For instance, we've had some interesting fungi come up across the site, including Giant funnel (pen added below for scale). While at first glance the different areas of lawn all look much the same, on closer inspection the top area is hugely more diverse than the others.
We've also been observing the wind patterns, where the rain flows and how the shade lines move across the site while the Sun is low in the sky. We just go out on a sunny day early, around midday, and late afternoon, and photograph the shadows. It'll help us determine where to plant different species over the coming year.
We've been working out how much rainfall flows down each gutter downpipe, so we can determine the sizing and placement of rainwater tanks. One downpipe in particular delivers a massive 57,000 litres per year and it doesn't even empty into a drain - it just dumps it all straight on the grass.
We're planning to plant a number of fruit trees over the winter and many of the plants we brought with us in pots in the spring, so we want to learn as much as possible about the microclimates across the site before deciding where they should go.
In the meantime we've been growing some salads and winter greens under glass, while planning much more production for the spring when the weather warms up again.
One thing we immediately knew we needed is a good windbreak hedge to the west, so we started planting it earlier this month. While the low drystone wall there doesn't give much protection from the wind, it will protect the new saplings for a year or two. Here Jules is marvelling at worms while we're planting self-seeded rowans from Heathercombe on the edge of Dartmoor. We'll be filling in the hedge with more species as the winter progresses.
Winter is also highlighting the energy challenges we have living in a converted barn, with its solid stone walls and 1980s insulation. While we do have good passive solar gain, we still have much to improve from an energy efficiency perspective One thing we've done so far is have a solar array installed (a big thumbs up to the guys at Flexeco who did the job despite strong wind and heavy rain). The new array is already supplying much of the electricity we use day to day, while putting the surplus into heating.

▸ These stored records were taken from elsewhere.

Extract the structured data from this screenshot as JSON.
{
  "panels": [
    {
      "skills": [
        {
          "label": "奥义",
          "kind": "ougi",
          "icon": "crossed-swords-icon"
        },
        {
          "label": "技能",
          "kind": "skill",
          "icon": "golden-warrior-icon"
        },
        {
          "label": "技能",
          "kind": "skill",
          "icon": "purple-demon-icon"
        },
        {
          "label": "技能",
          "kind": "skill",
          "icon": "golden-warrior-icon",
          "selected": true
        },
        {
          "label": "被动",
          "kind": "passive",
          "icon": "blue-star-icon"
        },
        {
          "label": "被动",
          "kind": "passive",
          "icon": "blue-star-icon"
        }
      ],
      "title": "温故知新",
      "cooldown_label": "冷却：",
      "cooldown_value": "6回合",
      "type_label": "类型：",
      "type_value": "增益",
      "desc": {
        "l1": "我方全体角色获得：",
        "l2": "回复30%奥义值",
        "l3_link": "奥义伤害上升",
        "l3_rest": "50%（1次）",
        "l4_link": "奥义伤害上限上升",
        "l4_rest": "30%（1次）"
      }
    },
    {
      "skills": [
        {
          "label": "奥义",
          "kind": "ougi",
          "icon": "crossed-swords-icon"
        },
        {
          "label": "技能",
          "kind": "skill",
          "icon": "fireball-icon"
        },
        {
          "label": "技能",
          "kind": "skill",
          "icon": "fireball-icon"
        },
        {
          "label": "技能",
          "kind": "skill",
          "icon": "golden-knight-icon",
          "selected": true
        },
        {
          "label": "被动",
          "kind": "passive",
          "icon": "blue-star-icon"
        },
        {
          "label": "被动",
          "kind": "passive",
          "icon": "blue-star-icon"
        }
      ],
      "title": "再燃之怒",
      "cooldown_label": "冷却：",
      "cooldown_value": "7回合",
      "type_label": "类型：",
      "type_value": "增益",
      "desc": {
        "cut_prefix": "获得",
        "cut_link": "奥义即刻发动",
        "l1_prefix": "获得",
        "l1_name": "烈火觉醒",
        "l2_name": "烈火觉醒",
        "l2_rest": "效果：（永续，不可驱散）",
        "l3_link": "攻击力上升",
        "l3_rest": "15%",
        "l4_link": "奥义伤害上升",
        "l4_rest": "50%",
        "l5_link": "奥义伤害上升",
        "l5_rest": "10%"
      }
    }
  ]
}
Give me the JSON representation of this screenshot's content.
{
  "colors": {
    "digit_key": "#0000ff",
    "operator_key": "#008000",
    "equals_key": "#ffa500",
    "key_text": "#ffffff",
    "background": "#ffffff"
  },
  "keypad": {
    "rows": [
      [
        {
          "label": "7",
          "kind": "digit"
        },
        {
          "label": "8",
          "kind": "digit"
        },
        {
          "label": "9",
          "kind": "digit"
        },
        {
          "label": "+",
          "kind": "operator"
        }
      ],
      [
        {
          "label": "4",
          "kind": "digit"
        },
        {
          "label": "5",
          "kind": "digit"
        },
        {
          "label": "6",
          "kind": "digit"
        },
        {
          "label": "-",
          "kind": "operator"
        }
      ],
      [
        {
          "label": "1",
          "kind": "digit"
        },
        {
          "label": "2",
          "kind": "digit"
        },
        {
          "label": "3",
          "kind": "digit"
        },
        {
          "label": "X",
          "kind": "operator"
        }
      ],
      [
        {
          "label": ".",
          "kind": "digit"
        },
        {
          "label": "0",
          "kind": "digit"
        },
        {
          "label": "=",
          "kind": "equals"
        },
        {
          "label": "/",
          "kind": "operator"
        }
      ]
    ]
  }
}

And if you'd like to see Trelowia for real, we've set dates for our first permaculture design course here - 22nd August to 3rd September next year. We're really excited to finally be able to host courses at our home.
Watch this space for more updates on our progress.